▸ **Task description**
Repeat every line of the following material exactly.

▸ **Input**
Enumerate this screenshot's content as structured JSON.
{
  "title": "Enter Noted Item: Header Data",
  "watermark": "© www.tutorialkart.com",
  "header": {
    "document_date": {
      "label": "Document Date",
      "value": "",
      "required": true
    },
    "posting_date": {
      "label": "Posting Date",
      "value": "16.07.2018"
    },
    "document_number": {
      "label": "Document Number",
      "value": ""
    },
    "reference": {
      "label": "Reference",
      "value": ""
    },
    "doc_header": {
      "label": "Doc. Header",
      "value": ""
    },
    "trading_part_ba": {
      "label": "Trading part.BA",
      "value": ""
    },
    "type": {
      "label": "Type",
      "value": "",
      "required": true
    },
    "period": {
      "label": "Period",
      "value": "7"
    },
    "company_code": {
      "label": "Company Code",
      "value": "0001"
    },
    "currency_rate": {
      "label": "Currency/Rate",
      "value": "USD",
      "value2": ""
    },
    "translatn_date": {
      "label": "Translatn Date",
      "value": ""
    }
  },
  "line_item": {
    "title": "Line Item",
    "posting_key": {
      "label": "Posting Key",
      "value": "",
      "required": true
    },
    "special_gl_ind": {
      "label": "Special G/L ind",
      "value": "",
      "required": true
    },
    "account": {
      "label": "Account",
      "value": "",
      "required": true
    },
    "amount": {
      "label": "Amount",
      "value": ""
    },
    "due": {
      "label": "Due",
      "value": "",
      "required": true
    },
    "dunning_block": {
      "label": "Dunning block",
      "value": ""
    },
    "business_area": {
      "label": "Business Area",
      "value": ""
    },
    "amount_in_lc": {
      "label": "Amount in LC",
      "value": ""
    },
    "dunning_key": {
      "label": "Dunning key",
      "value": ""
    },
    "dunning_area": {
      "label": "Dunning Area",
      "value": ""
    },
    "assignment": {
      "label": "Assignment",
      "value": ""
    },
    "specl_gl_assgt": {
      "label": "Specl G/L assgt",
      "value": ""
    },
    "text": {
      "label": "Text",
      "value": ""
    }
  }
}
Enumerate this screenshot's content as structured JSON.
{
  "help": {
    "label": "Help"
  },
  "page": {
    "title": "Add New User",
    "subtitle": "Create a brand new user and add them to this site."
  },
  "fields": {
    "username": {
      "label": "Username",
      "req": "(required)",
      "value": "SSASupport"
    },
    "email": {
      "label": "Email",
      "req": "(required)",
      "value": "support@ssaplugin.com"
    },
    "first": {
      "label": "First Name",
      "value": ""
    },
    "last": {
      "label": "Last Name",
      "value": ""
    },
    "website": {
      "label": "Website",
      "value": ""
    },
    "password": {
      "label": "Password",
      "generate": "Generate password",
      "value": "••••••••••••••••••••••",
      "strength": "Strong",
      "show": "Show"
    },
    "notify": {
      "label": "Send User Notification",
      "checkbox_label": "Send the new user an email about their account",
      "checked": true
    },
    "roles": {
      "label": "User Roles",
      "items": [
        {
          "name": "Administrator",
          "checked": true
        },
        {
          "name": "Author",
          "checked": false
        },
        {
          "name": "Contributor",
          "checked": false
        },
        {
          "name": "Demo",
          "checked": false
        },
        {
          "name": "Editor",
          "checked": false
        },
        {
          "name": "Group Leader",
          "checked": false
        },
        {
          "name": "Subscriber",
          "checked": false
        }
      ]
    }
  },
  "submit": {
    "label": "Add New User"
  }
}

▸ **Response to this task**
Enumerate this screenshot's content as structured JSON.
{
  "title": "Enter Noted Item: Header Data",
  "watermark": "© www.tutorialkart.com",
  "header": {
    "document_date": {
      "label": "Document Date",
      "value": "",
      "required": true
    },
    "posting_date": {
      "label": "Posting Date",
      "value": "16.07.2018"
    },
    "document_number": {
      "label": "Document Number",
      "value": ""
    },
    "reference": {
      "label": "Reference",
      "value": ""
    },
    "doc_header": {
      "label": "Doc. Header",
      "value": ""
    },
    "trading_part_ba": {
      "label": "Trading part.BA",
      "value": ""
    },
    "type": {
      "label": "Type",
      "value": "",
      "required": true
    },
    "period": {
      "label": "Period",
      "value": "7"
    },
    "company_code": {
      "label": "Company Code",
      "value": "0001"
    },
    "currency_rate": {
      "label": "Currency/Rate",
      "value": "USD",
      "value2": ""
    },
    "translatn_date": {
      "label": "Translatn Date",
      "value": ""
    }
  },
  "line_item": {
    "title": "Line Item",
    "posting_key": {
      "label": "Posting Key",
      "value": "",
      "required": true
    },
    "special_gl_ind": {
      "label": "Special G/L ind",
      "value": "",
      "required": true
    },
    "account": {
      "label": "Account",
      "value": "",
      "required": true
    },
    "amount": {
      "label": "Amount",
      "value": ""
    },
    "due": {
      "label": "Due",
      "value": "",
      "required": true
    },
    "dunning_block": {
      "label": "Dunning block",
      "value": ""
    },
    "business_area": {
      "label": "Business Area",
      "value": ""
    },
    "amount_in_lc": {
      "label": "Amount in LC",
      "value": ""
    },
    "dunning_key": {
      "label": "Dunning key",
      "value": ""
    },
    "dunning_area": {
      "label": "Dunning Area",
      "value": ""
    },
    "assignment": {
      "label": "Assignment",
      "value": ""
    },
    "specl_gl_assgt": {
      "label": "Specl G/L assgt",
      "value": ""
    },
    "text": {
      "label": "Text",
      "value": ""
    }
  }
}
Enumerate this screenshot's content as structured JSON.
{
  "help": {
    "label": "Help"
  },
  "page": {
    "title": "Add New User",
    "subtitle": "Create a brand new user and add them to this site."
  },
  "fields": {
    "username": {
      "label": "Username",
      "req": "(required)",
      "value": "SSASupport"
    },
    "email": {
      "label": "Email",
      "req": "(required)",
      "value": "support@ssaplugin.com"
    },
    "first": {
      "label": "First Name",
      "value": ""
    },
    "last": {
      "label": "Last Name",
      "value": ""
    },
    "website": {
      "label": "Website",
      "value": ""
    },
    "password": {
      "label": "Password",
      "generate": "Generate password",
      "value": "••••••••••••••••••••••",
      "strength": "Strong",
      "show": "Show"
    },
    "notify": {
      "label": "Send User Notification",
      "checkbox_label": "Send the new user an email about their account",
      "checked": true
    },
    "roles": {
      "label": "User Roles",
      "items": [
        {
          "name": "Administrator",
          "checked": true
        },
        {
          "name": "Author",
          "checked": false
        },
        {
          "name": "Contributor",
          "checked": false
        },
        {
          "name": "Demo",
          "checked": false
        },
        {
          "name": "Editor",
          "checked": false
        },
        {
          "name": "Group Leader",
          "checked": false
        },
        {
          "name": "Subscriber",
          "checked": false
        }
      ]
    }
  },
  "submit": {
    "label": "Add New User"
  }
}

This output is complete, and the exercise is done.